 It blotted out the form of intellect from our heart. 
 Alas, the hearts of lovers are captive in thy snare. 
 We are occupied with thee but thou with Amru and Zaid.? 

The next morning, when I was about to depart, some people told him that I was Sa?di, whereon he came running to me and politely expressed his regret that I had not revealed my identity before so that he might have girded his loins to serve me in token of the gratitude due to the presence of a great man.

 In spite of thy presence no voice came to say: I am he. 

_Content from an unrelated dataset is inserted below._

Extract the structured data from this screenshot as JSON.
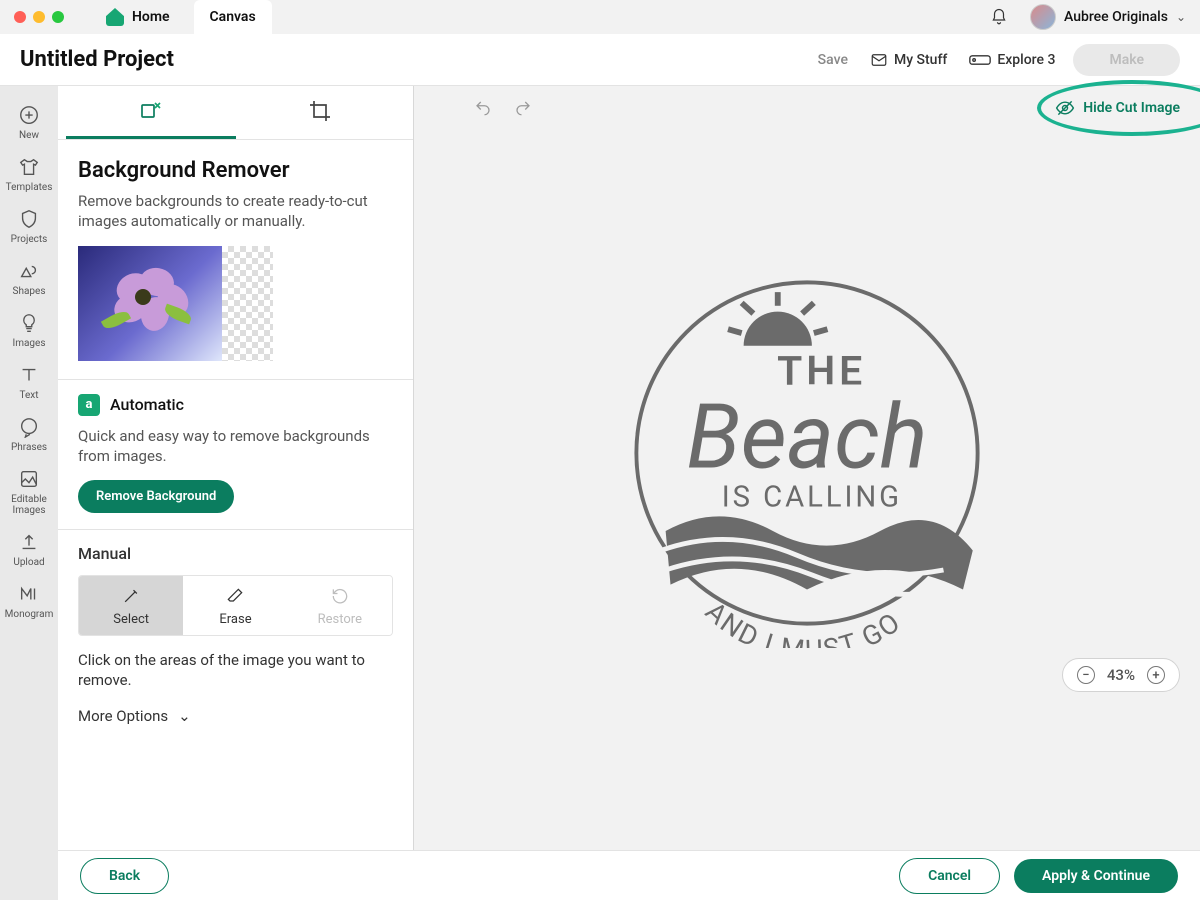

He also said: `What would it be if thou wert to spend in this country some days in repose that we might derive advantage by serving thee?? I replied: `I cannot on account of the following adventure which occurred to me:

 I beheld an illustrious man in a mountain region 
 Who had contentedly retired from the world into a cave. 
 Why, said I, comest thou not into the city 
 For once to relax the bonds of thy heart? 
 He replied: `Fairy-faced maidens are there. 
 When clay is plentiful, elephants will stumble.? 

This I said. Then we kissed each other?s heads and faces and took leave of each other.

 What profits it to kiss a friend?s face 
 And at the same time to take leave of him? 
 Thou wouldst say that he who parts from friends is an apple. 
 One half of his face is red and the other yellow. 
 If I die not of grief on the day of separation 
 Reckon me not faithful in friendship.